▶ [Requirement]: Check every line of the data and copy the ones where "Officer" appears.

—————

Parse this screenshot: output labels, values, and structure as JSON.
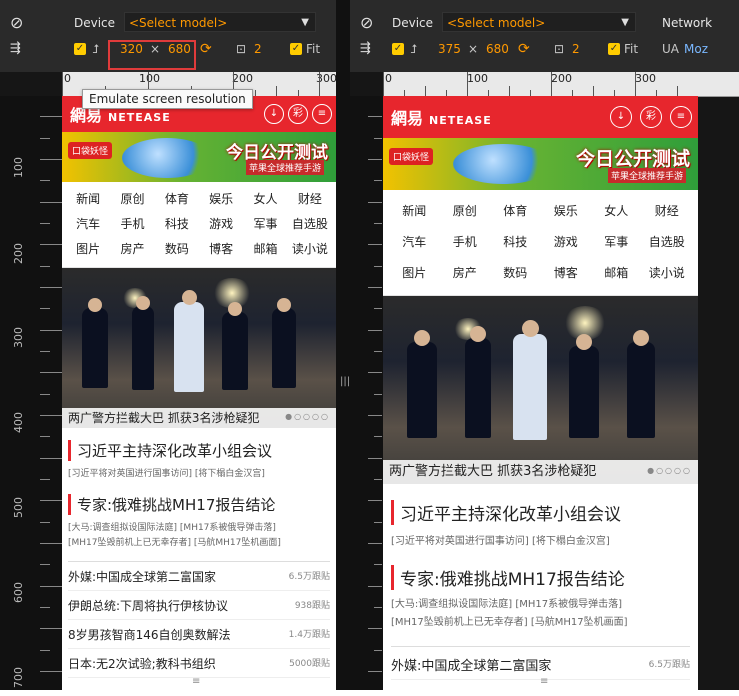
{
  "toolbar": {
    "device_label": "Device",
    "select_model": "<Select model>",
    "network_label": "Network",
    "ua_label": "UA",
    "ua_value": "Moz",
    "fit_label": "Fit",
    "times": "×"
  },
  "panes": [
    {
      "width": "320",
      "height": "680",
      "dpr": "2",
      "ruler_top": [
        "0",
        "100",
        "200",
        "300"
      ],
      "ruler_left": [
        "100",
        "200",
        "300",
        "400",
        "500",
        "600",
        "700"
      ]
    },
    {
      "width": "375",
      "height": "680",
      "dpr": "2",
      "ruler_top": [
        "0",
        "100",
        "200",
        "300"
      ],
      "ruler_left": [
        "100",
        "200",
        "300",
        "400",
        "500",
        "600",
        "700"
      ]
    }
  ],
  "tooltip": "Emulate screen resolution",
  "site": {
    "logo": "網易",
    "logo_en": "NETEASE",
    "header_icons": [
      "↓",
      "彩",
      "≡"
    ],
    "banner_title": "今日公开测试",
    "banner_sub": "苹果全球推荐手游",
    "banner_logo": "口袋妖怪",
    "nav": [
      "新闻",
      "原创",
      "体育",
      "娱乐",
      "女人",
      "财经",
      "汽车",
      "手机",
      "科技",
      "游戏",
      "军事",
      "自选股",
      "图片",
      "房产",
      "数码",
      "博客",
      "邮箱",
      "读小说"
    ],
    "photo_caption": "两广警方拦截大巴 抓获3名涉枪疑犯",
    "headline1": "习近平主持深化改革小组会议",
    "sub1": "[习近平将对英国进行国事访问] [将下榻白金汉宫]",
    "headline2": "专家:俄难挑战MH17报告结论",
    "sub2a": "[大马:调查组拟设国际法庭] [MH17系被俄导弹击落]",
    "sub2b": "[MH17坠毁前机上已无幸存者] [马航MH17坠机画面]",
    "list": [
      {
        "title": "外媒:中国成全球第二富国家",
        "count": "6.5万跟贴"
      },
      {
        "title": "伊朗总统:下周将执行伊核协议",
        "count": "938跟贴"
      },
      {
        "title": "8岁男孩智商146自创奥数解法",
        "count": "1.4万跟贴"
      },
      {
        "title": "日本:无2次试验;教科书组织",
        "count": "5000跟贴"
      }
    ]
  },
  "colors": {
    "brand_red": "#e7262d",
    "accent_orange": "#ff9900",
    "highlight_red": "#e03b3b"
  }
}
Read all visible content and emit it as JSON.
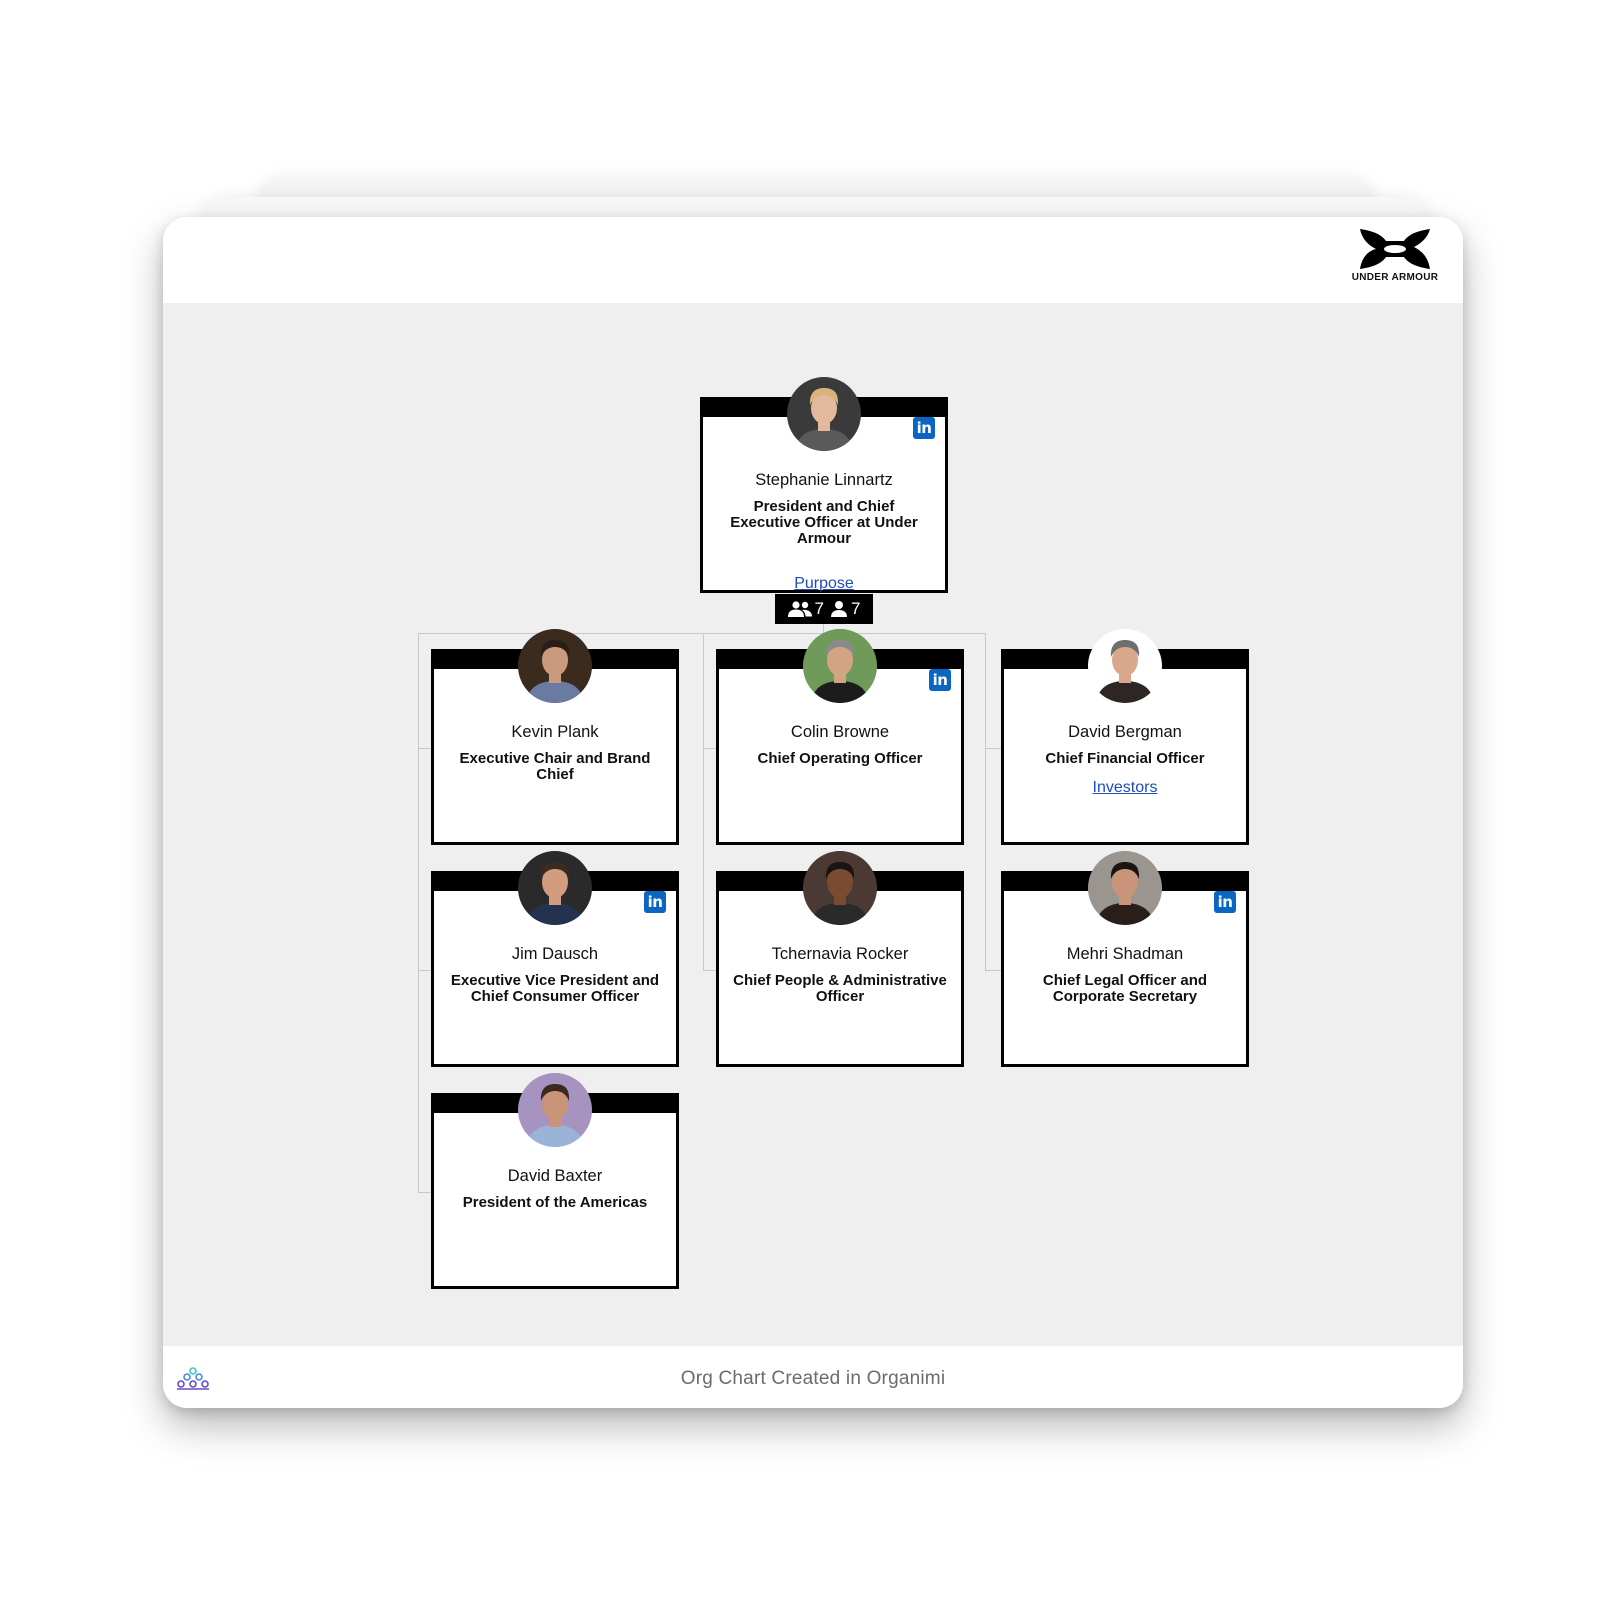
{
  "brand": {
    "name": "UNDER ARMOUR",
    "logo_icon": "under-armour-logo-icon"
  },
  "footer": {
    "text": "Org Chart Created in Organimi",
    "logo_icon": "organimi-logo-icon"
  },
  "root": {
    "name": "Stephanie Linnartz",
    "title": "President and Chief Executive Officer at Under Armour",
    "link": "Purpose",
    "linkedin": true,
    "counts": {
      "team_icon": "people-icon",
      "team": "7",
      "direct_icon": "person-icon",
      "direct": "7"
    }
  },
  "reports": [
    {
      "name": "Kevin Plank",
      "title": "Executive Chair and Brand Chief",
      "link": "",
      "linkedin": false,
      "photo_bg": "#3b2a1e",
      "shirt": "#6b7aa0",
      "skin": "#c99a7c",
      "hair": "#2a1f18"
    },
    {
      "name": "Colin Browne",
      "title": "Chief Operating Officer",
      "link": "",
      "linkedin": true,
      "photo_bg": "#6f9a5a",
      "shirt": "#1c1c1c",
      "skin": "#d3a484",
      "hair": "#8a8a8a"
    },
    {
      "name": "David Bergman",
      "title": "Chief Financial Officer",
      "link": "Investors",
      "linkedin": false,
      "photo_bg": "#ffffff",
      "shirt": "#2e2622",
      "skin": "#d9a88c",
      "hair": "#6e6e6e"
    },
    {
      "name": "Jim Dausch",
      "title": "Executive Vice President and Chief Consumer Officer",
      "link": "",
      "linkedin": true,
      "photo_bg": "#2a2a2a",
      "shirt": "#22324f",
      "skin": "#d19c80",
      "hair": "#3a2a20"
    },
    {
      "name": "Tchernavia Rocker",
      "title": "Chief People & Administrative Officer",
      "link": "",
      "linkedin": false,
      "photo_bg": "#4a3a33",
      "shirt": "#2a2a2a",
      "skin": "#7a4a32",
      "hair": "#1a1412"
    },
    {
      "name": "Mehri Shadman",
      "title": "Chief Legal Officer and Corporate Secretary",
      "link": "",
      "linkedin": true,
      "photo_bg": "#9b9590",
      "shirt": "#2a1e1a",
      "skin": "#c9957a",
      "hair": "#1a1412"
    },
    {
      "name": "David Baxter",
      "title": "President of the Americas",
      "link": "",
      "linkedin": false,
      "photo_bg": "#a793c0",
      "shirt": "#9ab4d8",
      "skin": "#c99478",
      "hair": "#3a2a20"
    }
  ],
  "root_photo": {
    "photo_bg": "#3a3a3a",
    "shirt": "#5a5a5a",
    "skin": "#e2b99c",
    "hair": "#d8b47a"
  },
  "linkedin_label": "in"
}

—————

▶ [Result of the exercise]:
    "title": "President and Chief Executive Officer at Under Armour",
      "title": "Chief Operating Officer",
      "title": "Chief Financial Officer",
      "title": "Executive Vice President and Chief Consumer Officer",
      "title": "Chief People & Administrative Officer",
      "title": "Chief Legal Officer and Corporate Secretary",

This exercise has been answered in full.